High availability is a major buzzword in the IT industry and there are several reasons for this. As more and more business provide their services through the Internet, the need for these services to always be accessible has grown. Gone are the days when you would have to go to a physical storefront to purchase goods and services. Now, at any time of the day or night, you can purchase food, clothes, entertainment, or just about anything else you can think of and have it shipped to your front door or consumed on a media device. This is where high availability comes in. Ensuring that your services remain highly-available is key to succeeding in the modern marketplace. In this tutorial, we will walk through installing a Pacemaker cluster on two CentOS 7 servers and configuring it to ensure that our services remain highly-available.
Install a Pacemaker Cluster
Pacemaker is a high availability Cluster Resource Manager (CRM) that can be used to manage resources, and ensure that they remain available in the event of a node failure.
First, we need to install the Pacemaker package and the pcs command line tool. On both nodes, run:
sudo yum install -y pacemaker pcs
firewall-cmd commands on both nodes, and allow traffic for Pacemaker (TCP ports 2224, 3121, 21064, and UDP port 5405):
sudo firewall-cmd --permanent --add-service=high-availability sudo firewall-cmd --reload
Start and enable the pcsd service. Again, run these on both nodes:
sudo systemctl start pcsd.service sudo systemctl enable pcsd.service
Set the password for the
hacluster user, again on both nodes, that is created during the package installation. This user will be used to authenticate to the other cluster nodes and to perform actions on the cluster:
sudo passwd hacluster
node1, authenticate as the
sudo pcs cluster auth NODE1 NODE2
Generate and synchronize the corosync configuration on
sudo pcs cluster setup --name cluster_name NODE1 NODE2
Start up the cluster on
sudo pcs cluster start --all
Configure Cluster Resources
Now that the cluster is up and running, we can create our cluster resources. First, we will create an IP address resource followed by an Apache HTTP server resource. Once the resources are created, we can set resources constraints to ensure that the IP address always starts before the Apache HTTP server and that the two resources always run together on the same node.
Add an IP address resource to the cluster on
sudo pcs resource create cluster_ip ocf:heartbeat:IPaddr2 ip=192.168.1.100 cidr_netmask=24 op monitor interval=30s
Install the Apache HTTP server on both nodes, and open the HTTP ports in the firewall:
sudo yum install -y httpd sudo firewall-cmd --permanent --add-service=http sudo firewall-cmd --reload
On both nodes, enable a status URL for health monitoring:
sudo cat > /var/www/html/index.html <<EOF <Location /server-status> SetHandler server-status Require local </Location> EOF
Add the Apache HTTP server resource to the cluster on
sudo pcs resource create apache ocf:heartbeat:apache configfile=/etc/httpd/conf/httpd.conf statusurl="http://localhost/server-status" op monitor interval=1min
Set a colocation constraint on
node1, to ensure that the cluster resources run on the same node:
sudo pcs constraint colocation add apache with cluster_ip INFINITY
node1, set an order constraint to ensure that the cluster resources start in the correct order:
sudo pcs constraint order cluster_ip then apache
Verify the resource constraints on
sudo pcs constraint
Validate the status of the cluster resources on
sudo pcs status
Now we have successfully configured a failover cluster using Pacemaker!

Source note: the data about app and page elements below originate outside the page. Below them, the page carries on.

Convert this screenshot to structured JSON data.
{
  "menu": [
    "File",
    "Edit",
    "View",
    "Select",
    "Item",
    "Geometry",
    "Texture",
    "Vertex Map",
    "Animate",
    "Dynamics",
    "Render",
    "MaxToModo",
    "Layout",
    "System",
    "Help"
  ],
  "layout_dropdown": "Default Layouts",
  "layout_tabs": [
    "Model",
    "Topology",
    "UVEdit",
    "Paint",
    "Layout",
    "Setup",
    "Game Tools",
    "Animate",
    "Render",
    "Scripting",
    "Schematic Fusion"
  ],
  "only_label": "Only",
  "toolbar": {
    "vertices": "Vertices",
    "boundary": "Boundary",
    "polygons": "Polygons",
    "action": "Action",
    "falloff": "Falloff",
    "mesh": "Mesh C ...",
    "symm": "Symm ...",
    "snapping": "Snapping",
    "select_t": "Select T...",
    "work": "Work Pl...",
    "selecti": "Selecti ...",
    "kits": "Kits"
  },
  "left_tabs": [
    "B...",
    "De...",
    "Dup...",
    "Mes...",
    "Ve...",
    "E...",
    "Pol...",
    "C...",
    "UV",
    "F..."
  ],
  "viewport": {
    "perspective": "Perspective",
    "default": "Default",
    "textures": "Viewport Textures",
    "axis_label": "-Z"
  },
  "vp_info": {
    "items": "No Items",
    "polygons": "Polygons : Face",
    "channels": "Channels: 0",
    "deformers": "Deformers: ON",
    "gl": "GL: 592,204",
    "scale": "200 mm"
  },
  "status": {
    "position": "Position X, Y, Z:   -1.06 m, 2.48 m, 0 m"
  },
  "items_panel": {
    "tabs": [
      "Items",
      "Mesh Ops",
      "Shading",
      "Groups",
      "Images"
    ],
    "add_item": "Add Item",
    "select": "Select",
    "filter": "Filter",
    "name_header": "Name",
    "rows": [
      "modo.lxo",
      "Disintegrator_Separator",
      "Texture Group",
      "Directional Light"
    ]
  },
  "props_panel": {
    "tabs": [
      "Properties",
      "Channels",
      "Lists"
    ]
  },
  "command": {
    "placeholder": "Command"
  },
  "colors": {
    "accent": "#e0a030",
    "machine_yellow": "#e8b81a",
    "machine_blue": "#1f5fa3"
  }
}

In the event of a node failure, the resources will automatically move to a working node in the cluster.
Want to Learn More?

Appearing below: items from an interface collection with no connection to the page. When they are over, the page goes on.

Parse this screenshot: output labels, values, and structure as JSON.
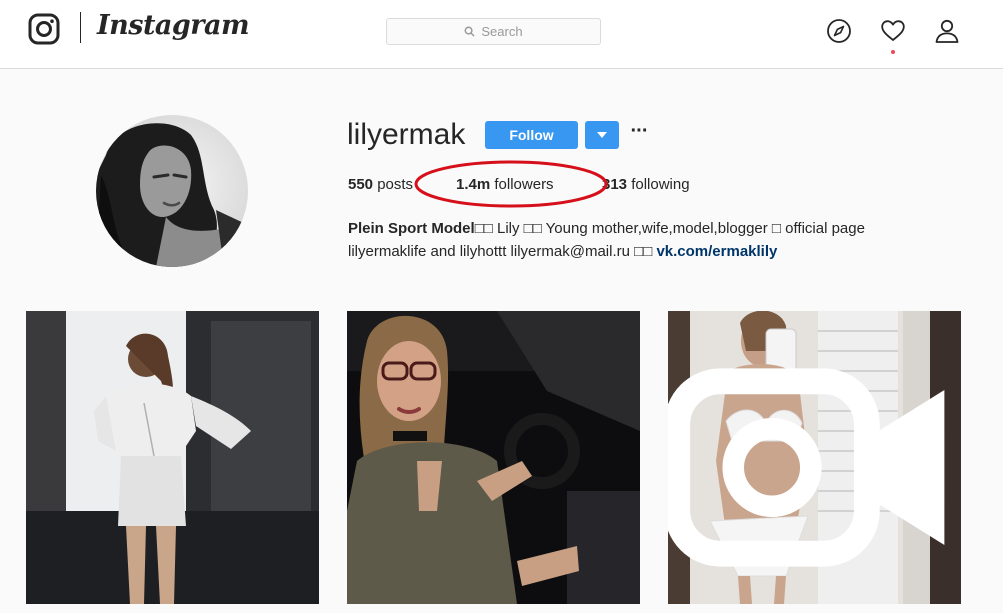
{
  "app": {
    "wordmark": "Instagram"
  },
  "nav": {
    "search_placeholder": "Search",
    "icons": [
      "instagram-logo-icon",
      "search-icon",
      "compass-icon",
      "heart-icon",
      "person-icon"
    ],
    "activity_dot_color": "#ed4956"
  },
  "profile": {
    "username": "lilyermak",
    "follow_label": "Follow",
    "stats": {
      "posts_count": "550",
      "posts_label": "posts",
      "followers_count": "1.4m",
      "followers_label": "followers",
      "following_count": "313",
      "following_label": "following"
    },
    "bio": {
      "name": "Plein Sport Model",
      "name_emoji": "□□",
      "text_1": " Lily □□ Young mother,wife,model,blogger □ official page",
      "text_2": "lilyermaklife and lilyhottt lilyermak@mail.ru □□ ",
      "link": "vk.com/ermaklily"
    }
  },
  "annotation": {
    "ellipse_color": "#d6101a"
  },
  "colors": {
    "accent": "#3897f0",
    "link": "#003569"
  },
  "posts": [
    {
      "description": "photo-white-lace-up-outfit"
    },
    {
      "description": "photo-in-car-with-glasses"
    },
    {
      "description": "video-mirror-selfie",
      "badge": "video-icon"
    }
  ]
}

If you enjoyed this brief tutorial and want to Learn more about Pacemaker, please check out my LPIC-3 304 Virtualization and High Availability prep course that launched on Linux Academy in November. This course covers Pacemaker, as well as several other technologies and services that support high availability and virtualization.